In a survey of 300 CFOs and finance leaders in May 2020, 90 percent of respondents said they anticipate investing more, less, or the same amount in AI since COVID-19. To get the full benefits, and thus competitive advantage, from such investments, CFOs must look beyond projects that only aim to modernize the function, however.
The top priorities should be to improve the organization’s data architecture to support future AI goals; to invest in citizen data scientists so that AI production can be rapidly scaled where successful; and to redesign the organization’s reporting suite so that is best aligned with internal customer needs rather than with traditional finance tasks.

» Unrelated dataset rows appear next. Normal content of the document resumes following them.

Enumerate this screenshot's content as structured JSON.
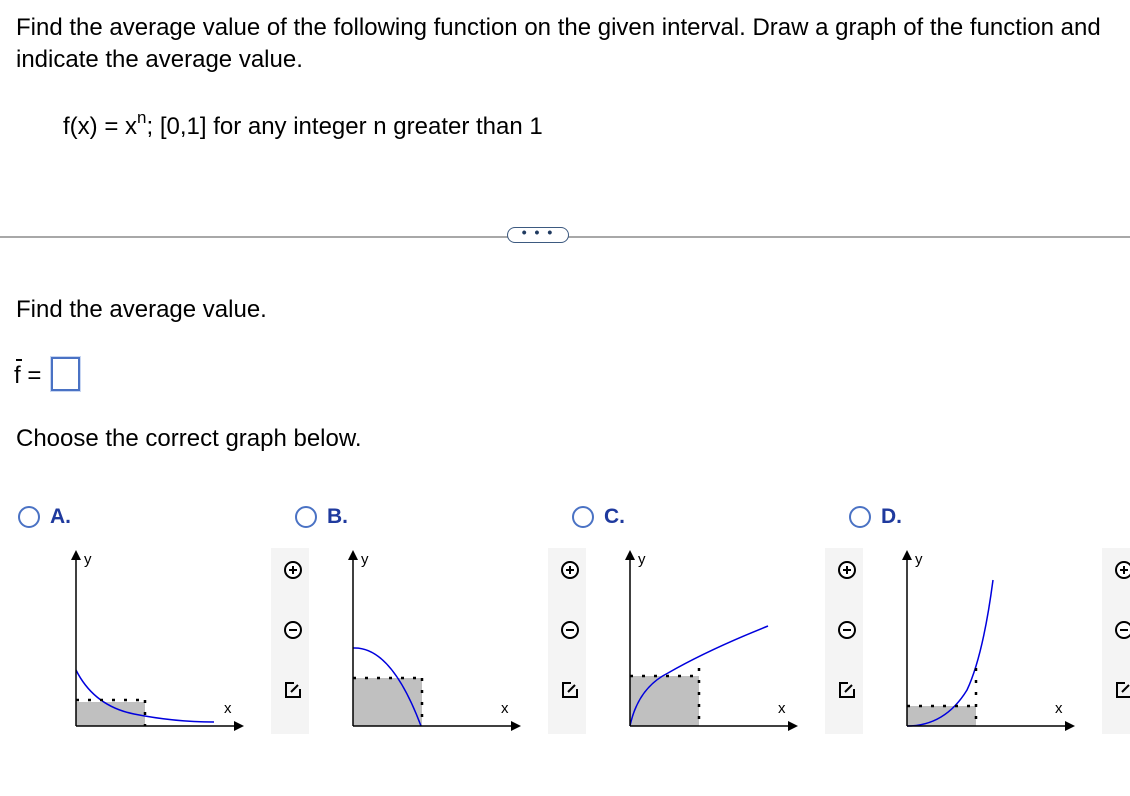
{
  "question": {
    "text": "Find the average value of the following function on the given interval. Draw a graph of the function and indicate the average value.",
    "function_prefix": "f(x) = x",
    "function_exponent": "n",
    "function_suffix": "; [0,1] for any integer n greater than 1"
  },
  "more_button": {
    "label": "• • •"
  },
  "part1": {
    "prompt": "Find the average value.",
    "answer_label": "f =",
    "answer_value": ""
  },
  "part2": {
    "prompt": "Choose the correct graph below.",
    "options": [
      {
        "letter": "A.",
        "y_label": "y",
        "x_label": "x"
      },
      {
        "letter": "B.",
        "y_label": "y",
        "x_label": "x"
      },
      {
        "letter": "C.",
        "y_label": "y",
        "x_label": "x"
      },
      {
        "letter": "D.",
        "y_label": "y",
        "x_label": "x"
      }
    ]
  },
  "colors": {
    "curve": "#0000dd",
    "shade": "#c0c0c0",
    "accent": "#4a72c4"
  },
  "icons": [
    "zoom-in-icon",
    "zoom-out-icon",
    "expand-icon"
  ]
}
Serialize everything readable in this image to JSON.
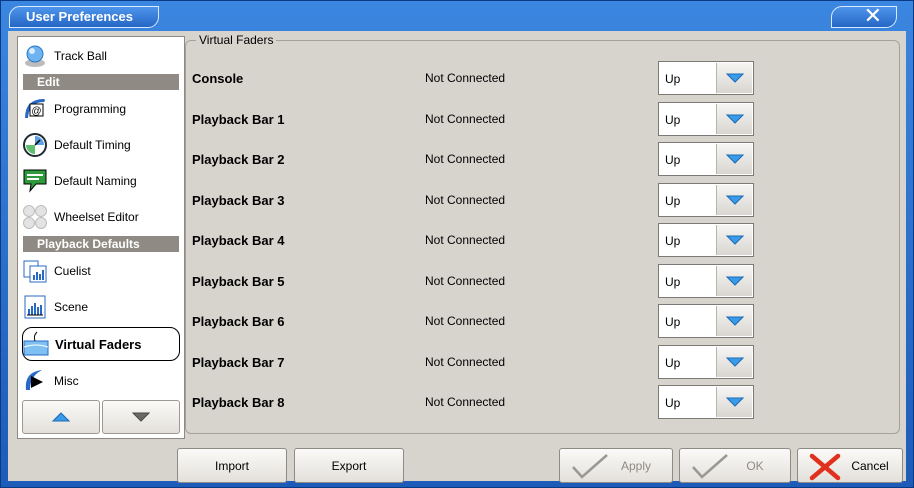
{
  "window": {
    "title": "User Preferences",
    "close_label": "✕"
  },
  "sidebar": {
    "items": [
      {
        "kind": "item",
        "label": "Track Ball",
        "icon": "trackball-icon"
      },
      {
        "kind": "header",
        "label": "Edit"
      },
      {
        "kind": "item",
        "label": "Programming",
        "icon": "programming-icon"
      },
      {
        "kind": "item",
        "label": "Default Timing",
        "icon": "clock-icon"
      },
      {
        "kind": "item",
        "label": "Default Naming",
        "icon": "naming-icon"
      },
      {
        "kind": "item",
        "label": "Wheelset Editor",
        "icon": "wheelset-icon"
      },
      {
        "kind": "header",
        "label": "Playback Defaults"
      },
      {
        "kind": "item",
        "label": "Cuelist",
        "icon": "cuelist-icon"
      },
      {
        "kind": "item",
        "label": "Scene",
        "icon": "scene-icon"
      },
      {
        "kind": "item",
        "label": "Virtual Faders",
        "icon": "virtual-faders-icon",
        "selected": true
      },
      {
        "kind": "item",
        "label": "Misc",
        "icon": "misc-icon"
      }
    ],
    "scroll_up_icon": "arrow-up-icon",
    "scroll_down_icon": "arrow-down-icon"
  },
  "group": {
    "title": "Virtual Faders",
    "rows": [
      {
        "name": "Console",
        "status": "Not Connected",
        "value": "Up"
      },
      {
        "name": "Playback Bar 1",
        "status": "Not Connected",
        "value": "Up"
      },
      {
        "name": "Playback Bar 2",
        "status": "Not Connected",
        "value": "Up"
      },
      {
        "name": "Playback Bar 3",
        "status": "Not Connected",
        "value": "Up"
      },
      {
        "name": "Playback Bar 4",
        "status": "Not Connected",
        "value": "Up"
      },
      {
        "name": "Playback Bar 5",
        "status": "Not Connected",
        "value": "Up"
      },
      {
        "name": "Playback Bar 6",
        "status": "Not Connected",
        "value": "Up"
      },
      {
        "name": "Playback Bar 7",
        "status": "Not Connected",
        "value": "Up"
      },
      {
        "name": "Playback Bar 8",
        "status": "Not Connected",
        "value": "Up"
      }
    ]
  },
  "buttons": {
    "import": "Import",
    "export": "Export",
    "apply": "Apply",
    "ok": "OK",
    "cancel": "Cancel"
  },
  "colors": {
    "title_blue": "#2566c4",
    "dropdown_arrow": "#3a9be8",
    "cancel_red": "#e0301e",
    "check_gray": "#9a9893"
  }
}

For example, a common use case of AI is to use machine learning to predict customers prone to late payments and issue earlier payment reminders to such customers or chase late payers automatically. Reducing late payments has a clear ROI in that it will improve a company’s cash flow. However, this is not using AI to do anything new. Finance would have chased those payments anyway, albeit less efficiently. On the other hand, something truly transformative could be using AI to identify likely late payers at the sales stage, so that sales prospects are prioritized according to which is likely to pay most promptly. This has the potential to transform a business’ approach to mitigating late payments and improve cash flow even further while reducing the need to chase for payments in the future, freeing up finance function time for higher-value work.
To avoid the inherent bias of a use-case-focused approach to AI projects, Gartner experts advise CFOs to start with a problem that needs solving, not a process that needs modernizing.